The EA61411 study conducted by ECOG-ACRIN Cancer Research Group has begun its phase III portion.
Partner Therapeutics Inc. sponsors the study.
EA6141 (NCT02339571) is a randomized controlled study of Leukine (sargramostim, yeast derived rhu-GM-CSF) in combination with ipilimumab and nivolumab for the front line treatment of melanoma.
The restart was based on results of ECOG-ACRIN’s planned interim efficacy and safety analysis of survival data from the first 250 patients enrolled in the study. FDA granted orphan drug status to Leukine in Sept. 2019, for the potential treatment of stage IIb-IV melanoma.
EA61411 is led by study chair F. Stephen Hodi, director of the Center for Immuno-Oncology at Dana-Farber Cancer Institute and study Co-Chair Ahmad Tarhini, professor of oncologic sciences and director of Cutaneous and Clinical Translational Research at H. Lee Moffitt Cancer Center and Research Institute.
“GM-CSF has unique immunomodulatory properties that have the potential to substantially benefit patients with cancer,” Hodi said in a statement. He added “This study in the front line setting is intended to confirm and broaden the findings in the randomized phase II trial EA1608, which demonstrated improved efficacy and toxicity when sargramostim was added to ipilimumab.”

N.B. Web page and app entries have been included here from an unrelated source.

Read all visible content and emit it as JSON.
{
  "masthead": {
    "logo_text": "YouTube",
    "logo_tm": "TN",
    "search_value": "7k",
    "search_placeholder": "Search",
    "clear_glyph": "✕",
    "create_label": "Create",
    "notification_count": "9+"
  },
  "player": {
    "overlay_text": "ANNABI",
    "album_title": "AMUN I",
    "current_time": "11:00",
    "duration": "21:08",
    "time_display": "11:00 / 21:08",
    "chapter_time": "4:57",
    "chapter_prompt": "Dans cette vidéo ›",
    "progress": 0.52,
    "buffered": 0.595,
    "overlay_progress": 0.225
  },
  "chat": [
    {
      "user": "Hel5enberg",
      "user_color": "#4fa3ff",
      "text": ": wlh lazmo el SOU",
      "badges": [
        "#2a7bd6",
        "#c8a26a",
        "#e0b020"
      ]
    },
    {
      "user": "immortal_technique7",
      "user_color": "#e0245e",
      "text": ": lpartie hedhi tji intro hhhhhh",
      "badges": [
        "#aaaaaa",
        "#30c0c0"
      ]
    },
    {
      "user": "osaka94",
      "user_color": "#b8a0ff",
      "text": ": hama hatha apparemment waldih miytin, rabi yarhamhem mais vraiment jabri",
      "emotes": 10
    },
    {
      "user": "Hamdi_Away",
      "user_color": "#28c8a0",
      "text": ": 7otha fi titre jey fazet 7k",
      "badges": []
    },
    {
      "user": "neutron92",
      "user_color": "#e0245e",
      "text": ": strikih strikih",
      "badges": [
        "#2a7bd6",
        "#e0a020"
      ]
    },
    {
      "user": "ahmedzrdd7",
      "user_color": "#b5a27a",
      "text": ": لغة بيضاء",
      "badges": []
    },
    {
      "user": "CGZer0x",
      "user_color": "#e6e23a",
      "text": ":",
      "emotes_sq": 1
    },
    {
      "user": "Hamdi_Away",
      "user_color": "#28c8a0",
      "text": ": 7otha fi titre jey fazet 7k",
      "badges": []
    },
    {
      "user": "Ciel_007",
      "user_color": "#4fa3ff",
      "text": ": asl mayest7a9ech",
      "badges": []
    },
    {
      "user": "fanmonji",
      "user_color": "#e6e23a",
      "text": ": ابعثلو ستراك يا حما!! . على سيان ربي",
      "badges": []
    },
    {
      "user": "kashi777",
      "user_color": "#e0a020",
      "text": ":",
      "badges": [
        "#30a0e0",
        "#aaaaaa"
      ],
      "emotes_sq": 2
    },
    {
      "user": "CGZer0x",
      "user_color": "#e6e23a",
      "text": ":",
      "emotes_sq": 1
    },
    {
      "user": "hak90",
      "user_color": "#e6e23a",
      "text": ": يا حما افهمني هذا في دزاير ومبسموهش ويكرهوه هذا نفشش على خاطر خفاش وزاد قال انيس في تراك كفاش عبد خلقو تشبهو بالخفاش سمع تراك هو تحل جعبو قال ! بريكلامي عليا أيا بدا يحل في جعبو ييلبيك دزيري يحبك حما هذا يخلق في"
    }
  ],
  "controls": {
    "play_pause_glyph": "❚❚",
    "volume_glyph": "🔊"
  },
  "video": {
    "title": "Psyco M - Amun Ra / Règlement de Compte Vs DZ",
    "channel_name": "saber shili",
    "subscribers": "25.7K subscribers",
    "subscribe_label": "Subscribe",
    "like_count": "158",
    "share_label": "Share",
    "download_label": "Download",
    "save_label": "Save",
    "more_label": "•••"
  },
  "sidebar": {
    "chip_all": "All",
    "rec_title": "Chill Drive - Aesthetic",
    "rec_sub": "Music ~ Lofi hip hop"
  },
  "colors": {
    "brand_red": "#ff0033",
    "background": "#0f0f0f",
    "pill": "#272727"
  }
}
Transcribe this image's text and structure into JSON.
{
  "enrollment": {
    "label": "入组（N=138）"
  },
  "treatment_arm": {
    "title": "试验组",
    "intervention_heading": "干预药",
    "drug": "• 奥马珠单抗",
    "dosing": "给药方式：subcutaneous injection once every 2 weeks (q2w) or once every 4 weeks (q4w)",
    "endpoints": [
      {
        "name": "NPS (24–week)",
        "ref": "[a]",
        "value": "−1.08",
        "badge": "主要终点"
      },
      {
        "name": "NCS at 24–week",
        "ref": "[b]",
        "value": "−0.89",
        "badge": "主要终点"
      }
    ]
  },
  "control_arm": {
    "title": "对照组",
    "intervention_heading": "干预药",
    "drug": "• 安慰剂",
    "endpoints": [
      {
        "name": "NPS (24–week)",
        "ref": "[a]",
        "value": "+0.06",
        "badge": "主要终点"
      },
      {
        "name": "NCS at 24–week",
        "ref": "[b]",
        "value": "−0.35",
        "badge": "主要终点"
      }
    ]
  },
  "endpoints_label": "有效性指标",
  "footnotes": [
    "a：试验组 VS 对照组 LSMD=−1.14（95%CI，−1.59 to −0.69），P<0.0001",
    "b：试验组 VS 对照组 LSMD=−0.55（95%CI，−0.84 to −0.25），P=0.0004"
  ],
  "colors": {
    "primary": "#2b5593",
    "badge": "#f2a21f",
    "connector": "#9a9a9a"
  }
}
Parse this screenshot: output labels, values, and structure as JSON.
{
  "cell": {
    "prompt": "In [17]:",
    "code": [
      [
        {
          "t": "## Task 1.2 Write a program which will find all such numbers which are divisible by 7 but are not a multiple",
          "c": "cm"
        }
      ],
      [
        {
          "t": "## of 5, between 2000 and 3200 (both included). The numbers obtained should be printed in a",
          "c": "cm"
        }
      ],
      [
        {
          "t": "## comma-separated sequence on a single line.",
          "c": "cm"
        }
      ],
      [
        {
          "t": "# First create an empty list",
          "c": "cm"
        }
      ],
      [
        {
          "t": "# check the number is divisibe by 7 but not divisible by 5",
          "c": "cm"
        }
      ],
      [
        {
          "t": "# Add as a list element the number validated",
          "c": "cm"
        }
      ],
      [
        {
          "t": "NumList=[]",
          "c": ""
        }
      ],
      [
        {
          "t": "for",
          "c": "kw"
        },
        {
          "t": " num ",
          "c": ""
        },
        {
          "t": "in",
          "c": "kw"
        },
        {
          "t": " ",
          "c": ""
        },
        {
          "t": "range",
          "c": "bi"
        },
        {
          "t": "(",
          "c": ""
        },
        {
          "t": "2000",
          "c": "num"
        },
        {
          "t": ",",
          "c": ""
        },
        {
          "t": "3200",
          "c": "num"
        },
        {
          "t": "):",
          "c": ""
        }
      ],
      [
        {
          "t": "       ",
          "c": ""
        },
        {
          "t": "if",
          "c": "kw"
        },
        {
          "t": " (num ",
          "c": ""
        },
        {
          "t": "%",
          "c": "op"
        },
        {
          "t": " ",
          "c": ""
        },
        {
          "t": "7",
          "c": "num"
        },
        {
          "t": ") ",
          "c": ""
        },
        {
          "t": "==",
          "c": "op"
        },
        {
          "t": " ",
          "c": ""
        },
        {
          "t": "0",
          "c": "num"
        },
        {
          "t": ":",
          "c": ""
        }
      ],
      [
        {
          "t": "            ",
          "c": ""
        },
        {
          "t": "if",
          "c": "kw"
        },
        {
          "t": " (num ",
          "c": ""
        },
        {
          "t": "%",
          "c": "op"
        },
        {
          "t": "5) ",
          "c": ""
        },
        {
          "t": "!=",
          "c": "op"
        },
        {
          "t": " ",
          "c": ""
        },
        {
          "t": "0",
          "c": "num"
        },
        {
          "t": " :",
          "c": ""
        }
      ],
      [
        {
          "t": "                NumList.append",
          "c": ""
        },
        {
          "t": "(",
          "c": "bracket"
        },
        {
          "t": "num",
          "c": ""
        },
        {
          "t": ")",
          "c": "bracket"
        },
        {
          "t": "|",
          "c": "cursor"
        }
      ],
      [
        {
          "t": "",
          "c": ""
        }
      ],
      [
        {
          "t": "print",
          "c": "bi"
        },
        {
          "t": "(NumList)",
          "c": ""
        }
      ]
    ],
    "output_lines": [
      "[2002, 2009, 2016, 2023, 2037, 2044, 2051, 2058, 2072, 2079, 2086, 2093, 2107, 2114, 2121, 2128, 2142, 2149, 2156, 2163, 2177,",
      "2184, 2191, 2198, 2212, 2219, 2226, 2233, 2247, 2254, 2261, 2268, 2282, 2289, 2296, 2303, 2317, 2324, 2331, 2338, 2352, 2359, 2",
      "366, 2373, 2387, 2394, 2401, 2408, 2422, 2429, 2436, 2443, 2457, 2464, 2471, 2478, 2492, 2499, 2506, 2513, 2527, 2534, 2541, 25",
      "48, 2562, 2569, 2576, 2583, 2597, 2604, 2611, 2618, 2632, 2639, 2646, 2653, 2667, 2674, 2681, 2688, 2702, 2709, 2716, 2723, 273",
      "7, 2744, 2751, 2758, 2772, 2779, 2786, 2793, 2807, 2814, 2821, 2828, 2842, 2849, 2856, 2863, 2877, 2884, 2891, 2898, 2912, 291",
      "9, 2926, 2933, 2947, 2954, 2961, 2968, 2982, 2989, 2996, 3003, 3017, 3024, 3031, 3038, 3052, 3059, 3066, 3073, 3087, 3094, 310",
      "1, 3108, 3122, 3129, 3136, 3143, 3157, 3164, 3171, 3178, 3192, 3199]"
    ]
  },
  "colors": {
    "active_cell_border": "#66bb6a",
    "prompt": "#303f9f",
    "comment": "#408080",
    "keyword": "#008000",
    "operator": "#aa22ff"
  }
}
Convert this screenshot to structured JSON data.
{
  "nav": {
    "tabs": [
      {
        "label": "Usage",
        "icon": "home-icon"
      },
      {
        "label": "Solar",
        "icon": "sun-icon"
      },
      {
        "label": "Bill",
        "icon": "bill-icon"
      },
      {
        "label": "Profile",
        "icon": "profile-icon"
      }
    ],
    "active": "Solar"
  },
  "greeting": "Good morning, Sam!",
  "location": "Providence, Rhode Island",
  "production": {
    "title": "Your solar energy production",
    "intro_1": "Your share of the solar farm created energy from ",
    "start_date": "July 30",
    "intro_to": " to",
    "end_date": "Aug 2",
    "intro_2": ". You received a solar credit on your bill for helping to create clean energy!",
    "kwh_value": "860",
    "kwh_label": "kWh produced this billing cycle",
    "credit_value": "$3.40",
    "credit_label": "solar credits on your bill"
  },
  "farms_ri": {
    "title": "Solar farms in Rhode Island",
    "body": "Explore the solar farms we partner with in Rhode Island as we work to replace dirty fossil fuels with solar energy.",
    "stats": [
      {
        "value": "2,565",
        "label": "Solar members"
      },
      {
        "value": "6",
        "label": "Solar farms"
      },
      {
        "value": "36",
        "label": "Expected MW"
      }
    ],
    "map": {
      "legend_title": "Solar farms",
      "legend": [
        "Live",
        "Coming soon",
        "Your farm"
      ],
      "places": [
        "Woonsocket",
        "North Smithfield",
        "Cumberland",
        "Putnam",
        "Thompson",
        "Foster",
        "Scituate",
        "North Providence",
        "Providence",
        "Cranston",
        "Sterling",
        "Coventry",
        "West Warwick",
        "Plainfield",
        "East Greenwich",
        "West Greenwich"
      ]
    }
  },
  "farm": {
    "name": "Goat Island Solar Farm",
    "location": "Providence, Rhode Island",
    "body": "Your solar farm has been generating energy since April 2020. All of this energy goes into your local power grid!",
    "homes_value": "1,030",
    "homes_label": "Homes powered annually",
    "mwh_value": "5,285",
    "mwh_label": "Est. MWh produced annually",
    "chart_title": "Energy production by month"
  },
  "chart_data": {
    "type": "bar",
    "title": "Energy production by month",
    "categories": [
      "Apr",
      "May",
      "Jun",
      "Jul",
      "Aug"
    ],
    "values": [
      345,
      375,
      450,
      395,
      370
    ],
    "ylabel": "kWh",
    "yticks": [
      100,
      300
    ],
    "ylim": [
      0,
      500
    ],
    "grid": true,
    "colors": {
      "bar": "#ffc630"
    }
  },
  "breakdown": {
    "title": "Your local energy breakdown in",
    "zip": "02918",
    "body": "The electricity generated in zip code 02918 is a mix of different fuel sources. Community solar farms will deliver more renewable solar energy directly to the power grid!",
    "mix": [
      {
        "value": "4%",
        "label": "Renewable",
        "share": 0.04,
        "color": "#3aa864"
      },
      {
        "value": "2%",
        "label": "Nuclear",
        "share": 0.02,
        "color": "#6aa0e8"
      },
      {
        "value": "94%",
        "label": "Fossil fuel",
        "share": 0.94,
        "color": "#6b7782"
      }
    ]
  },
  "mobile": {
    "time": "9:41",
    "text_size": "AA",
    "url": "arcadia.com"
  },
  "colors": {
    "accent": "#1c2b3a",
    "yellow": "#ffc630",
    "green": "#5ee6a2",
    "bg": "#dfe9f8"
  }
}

ECOG-ACRIN launched the phase II/III EA6141 study in Sept. 2015. In the study, patients with stage III/IV unresectable melanoma are randomized to receive standard of care treatment with nivolumab and ipilimumab with or without sargramostim. The primary endpoint is overall survival. ECOG-ACRIN planned for the interim trial pause after 240 patients were enrolled, to assess efficacy.
The group paused enrollment in June 2017 and the interim analysis is now complete. Based on the findings of the interim analysis, the ECOG-ACRIN Data Safety Monitoring Committee has given the go ahead to start the enrollment into the phase III portion of the study. The total planned enrollment is 600 patients. The study remains blinded and no data will be released until completion.
“The prior data with sargramostim supporting improvement in survival and reduction in immune-related toxicity, as observed in the E1608 study, highlights the importance of further clinical evaluation in combination with checkpoint inhibitors,” Tarhini said in a statement.
ECOG-ACRIN previously reported results of Study E1608, a phase II study in which patients with advanced stage melanoma received a combination of sargramostim and ipilimumab or ipilimumab alone2. Among 245 patients, the addition of sargramostim led to longer survival (median 17.5 vs 12.7 months, HR 0.64).
Leukine is not approved for the treatment of melanoma.